Janice Hardy points out two words that lead to a stronger novel. Then, she explains how to show (and not tell) without raising your word count. OMG, do I ever need this! Fiction University

Shaelin helps you deal with creative slumps, writer’s block, and low motivation. Favourite quote: “That’s the bitch of capitalism, baby!” Shaelin Writes

Lisa Cooper Ellison wants you to beware of chapter-by-chapter critiques. Then, Susan DeFreitas lists three pitfalls when writing from your own life. Later in the week, Sharon Oard Warner helps you find your way to the end. Jane Friedman

Dr. Erica Brozovsky explores the unexpected origins of the word monster (w/ Dr. Zarka). Otherwords | PBS Storied

Elizabeth Spann Craig helps you handle perfectionism. The perfect is the enemy of the good.

Becca Puglisi asks, what is your character’s emotional shielding and why does it matter? Writers Helping Writers

Nathan Bransford explains how to write clear physical description.

Savannah Cordova busts some of the biggest myths in the publishing industry. Then, Marina Barakatt recounts how the Unbeatable Squirrel Girl takes over comics: not just dudes in tights. Later in the week, Gabriela Pereira interviews Simon Stephenson about voice, emotion, and metastory in a “mistopia.” Then, Stephanie Kane wants you to look at the bigger story. Gracie Bialecki shares five ways to have a healthy relationship of your writing group. DIY MFA

The serial killer trope, explained. The Take

Lisa Hall-Wilson shows you two ways to help readers connect emotionally with your characters. Later in the week, Ellen Buikema lists ten ideas for inspiring your writing with music.

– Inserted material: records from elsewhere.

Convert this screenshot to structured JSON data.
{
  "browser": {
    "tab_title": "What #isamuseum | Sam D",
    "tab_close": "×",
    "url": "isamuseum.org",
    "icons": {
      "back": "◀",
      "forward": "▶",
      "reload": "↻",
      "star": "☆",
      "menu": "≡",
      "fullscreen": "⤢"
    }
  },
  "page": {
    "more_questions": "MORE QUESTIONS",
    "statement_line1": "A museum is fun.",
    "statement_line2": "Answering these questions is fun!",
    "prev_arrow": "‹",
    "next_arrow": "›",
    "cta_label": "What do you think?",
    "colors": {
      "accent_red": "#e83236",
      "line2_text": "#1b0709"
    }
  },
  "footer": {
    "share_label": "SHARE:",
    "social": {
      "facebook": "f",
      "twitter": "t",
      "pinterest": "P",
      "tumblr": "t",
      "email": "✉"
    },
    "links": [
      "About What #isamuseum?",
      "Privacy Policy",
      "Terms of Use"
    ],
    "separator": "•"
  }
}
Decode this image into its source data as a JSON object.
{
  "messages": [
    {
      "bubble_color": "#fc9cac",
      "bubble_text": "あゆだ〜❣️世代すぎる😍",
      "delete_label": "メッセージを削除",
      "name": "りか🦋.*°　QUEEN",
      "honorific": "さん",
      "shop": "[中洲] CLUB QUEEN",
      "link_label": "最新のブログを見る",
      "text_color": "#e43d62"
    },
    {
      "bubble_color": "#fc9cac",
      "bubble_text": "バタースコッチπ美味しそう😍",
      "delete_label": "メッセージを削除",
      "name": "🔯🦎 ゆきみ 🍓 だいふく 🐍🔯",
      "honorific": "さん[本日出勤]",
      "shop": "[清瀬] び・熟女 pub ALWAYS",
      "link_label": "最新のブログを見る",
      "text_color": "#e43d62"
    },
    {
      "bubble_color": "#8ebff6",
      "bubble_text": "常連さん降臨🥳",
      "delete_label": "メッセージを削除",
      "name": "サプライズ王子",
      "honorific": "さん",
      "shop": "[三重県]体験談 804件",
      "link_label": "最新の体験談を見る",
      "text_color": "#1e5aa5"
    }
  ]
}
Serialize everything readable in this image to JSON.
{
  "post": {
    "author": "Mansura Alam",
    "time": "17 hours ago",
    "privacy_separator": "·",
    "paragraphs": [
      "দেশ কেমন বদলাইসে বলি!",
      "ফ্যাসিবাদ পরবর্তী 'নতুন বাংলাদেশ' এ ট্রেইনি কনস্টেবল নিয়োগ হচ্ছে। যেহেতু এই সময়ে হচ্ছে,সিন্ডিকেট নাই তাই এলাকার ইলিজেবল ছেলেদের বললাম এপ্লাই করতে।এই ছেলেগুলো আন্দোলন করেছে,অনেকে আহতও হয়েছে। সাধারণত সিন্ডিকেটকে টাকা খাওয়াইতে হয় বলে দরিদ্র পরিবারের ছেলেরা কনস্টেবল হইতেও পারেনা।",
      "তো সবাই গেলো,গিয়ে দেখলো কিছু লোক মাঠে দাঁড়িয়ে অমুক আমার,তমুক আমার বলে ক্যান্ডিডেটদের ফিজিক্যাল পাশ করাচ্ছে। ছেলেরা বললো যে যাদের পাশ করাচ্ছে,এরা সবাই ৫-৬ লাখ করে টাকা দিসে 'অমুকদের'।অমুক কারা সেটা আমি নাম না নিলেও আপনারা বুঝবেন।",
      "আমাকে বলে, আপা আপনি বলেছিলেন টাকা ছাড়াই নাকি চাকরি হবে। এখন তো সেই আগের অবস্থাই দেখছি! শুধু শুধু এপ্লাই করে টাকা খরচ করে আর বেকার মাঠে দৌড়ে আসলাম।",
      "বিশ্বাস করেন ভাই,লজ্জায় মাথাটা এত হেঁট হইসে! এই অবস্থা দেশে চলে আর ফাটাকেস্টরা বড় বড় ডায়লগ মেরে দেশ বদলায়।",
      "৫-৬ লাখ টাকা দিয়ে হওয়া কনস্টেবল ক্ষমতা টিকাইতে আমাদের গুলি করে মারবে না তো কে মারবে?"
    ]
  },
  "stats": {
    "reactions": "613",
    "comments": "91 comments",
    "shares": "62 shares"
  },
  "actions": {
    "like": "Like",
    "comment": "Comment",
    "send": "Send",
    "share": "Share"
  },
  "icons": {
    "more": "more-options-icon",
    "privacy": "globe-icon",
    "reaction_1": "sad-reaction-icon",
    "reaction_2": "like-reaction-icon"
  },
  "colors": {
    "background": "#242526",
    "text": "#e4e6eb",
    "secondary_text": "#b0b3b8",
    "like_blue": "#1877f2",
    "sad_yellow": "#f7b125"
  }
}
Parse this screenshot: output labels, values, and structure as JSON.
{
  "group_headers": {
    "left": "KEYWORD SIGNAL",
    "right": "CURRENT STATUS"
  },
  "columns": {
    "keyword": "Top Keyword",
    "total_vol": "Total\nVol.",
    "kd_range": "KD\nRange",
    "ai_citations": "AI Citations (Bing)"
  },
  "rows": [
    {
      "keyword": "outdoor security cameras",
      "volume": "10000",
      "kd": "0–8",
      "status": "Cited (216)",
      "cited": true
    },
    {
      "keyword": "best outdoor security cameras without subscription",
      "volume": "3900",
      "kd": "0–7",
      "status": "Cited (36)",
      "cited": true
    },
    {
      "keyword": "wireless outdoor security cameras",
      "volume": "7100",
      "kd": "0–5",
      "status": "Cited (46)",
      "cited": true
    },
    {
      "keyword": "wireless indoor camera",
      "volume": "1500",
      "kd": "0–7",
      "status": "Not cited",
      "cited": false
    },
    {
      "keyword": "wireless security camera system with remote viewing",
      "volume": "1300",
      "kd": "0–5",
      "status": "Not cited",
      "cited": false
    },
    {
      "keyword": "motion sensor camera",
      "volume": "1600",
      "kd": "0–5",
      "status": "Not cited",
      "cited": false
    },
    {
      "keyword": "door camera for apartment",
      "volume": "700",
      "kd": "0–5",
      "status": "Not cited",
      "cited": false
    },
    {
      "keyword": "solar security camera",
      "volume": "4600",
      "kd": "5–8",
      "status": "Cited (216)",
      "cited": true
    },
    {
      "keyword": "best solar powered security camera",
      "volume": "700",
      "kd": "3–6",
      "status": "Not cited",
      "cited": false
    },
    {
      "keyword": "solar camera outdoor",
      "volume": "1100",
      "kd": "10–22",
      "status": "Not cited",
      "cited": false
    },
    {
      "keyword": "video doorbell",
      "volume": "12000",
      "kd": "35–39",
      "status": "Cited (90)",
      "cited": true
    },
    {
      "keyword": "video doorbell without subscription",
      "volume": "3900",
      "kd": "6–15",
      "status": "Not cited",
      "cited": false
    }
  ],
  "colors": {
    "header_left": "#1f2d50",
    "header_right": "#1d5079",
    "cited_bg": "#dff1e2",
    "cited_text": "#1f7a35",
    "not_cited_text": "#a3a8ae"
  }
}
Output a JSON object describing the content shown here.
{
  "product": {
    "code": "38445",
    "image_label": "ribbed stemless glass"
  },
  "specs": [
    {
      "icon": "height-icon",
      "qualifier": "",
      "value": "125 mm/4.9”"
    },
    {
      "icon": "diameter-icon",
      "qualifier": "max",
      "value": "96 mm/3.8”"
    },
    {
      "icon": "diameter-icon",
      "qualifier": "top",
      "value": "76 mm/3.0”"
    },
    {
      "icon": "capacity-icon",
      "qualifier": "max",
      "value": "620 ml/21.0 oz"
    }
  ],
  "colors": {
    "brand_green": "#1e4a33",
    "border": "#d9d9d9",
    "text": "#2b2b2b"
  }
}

Writers in the Storm

Cordia Pearson: horses as change agents in fantasy. Dan Koboldt

Chris Winkle explains how to pace your story. Then, Oren Ashkenazi shares six principles for becoming a better worldbuilder. Mythcreants

David Shield: this Saskatchewan college is home to some of the rarest books in the world. CBC

Thanks for stopping by. I hope you found something to support your current work in progress.

Until Thursday, be well and stay safe!